> [Your task]
Each entry is to be output as written, so that none is missing.

> [Listed entries]
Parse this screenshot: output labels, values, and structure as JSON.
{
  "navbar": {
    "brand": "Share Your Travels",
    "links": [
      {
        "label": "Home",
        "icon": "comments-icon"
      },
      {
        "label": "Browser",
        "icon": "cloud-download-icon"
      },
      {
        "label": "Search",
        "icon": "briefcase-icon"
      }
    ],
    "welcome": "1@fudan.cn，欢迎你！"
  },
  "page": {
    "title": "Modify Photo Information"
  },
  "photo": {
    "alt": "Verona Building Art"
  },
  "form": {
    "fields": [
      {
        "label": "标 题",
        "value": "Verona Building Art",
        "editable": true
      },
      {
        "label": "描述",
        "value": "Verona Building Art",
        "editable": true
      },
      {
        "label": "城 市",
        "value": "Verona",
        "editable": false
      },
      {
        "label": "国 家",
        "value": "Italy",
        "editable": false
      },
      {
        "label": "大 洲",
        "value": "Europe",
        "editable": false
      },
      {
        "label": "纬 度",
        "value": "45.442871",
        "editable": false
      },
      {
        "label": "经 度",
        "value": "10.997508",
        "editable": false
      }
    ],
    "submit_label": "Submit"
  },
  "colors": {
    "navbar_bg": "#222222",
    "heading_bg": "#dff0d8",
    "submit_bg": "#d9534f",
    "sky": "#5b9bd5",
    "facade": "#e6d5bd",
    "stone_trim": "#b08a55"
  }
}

> [Task output]
Parse this screenshot: output labels, values, and structure as JSON.
{
  "navbar": {
    "brand": "Share Your Travels",
    "links": [
      {
        "label": "Home",
        "icon": "comments-icon"
      },
      {
        "label": "Browser",
        "icon": "cloud-download-icon"
      },
      {
        "label": "Search",
        "icon": "briefcase-icon"
      }
    ],
    "welcome": "1@fudan.cn，欢迎你！"
  },
  "page": {
    "title": "Modify Photo Information"
  },
  "photo": {
    "alt": "Verona Building Art"
  },
  "form": {
    "fields": [
      {
        "label": "标 题",
        "value": "Verona Building Art",
        "editable": true
      },
      {
        "label": "描述",
        "value": "Verona Building Art",
        "editable": true
      },
      {
        "label": "城 市",
        "value": "Verona",
        "editable": false
      },
      {
        "label": "国 家",
        "value": "Italy",
        "editable": false
      },
      {
        "label": "大 洲",
        "value": "Europe",
        "editable": false
      },
      {
        "label": "纬 度",
        "value": "45.442871",
        "editable": false
      },
      {
        "label": "经 度",
        "value": "10.997508",
        "editable": false
      }
    ],
    "submit_label": "Submit"
  },
  "colors": {
    "navbar_bg": "#222222",
    "heading_bg": "#dff0d8",
    "submit_bg": "#d9534f",
    "sky": "#5b9bd5",
    "facade": "#e6d5bd",
    "stone_trim": "#b08a55"
  }
}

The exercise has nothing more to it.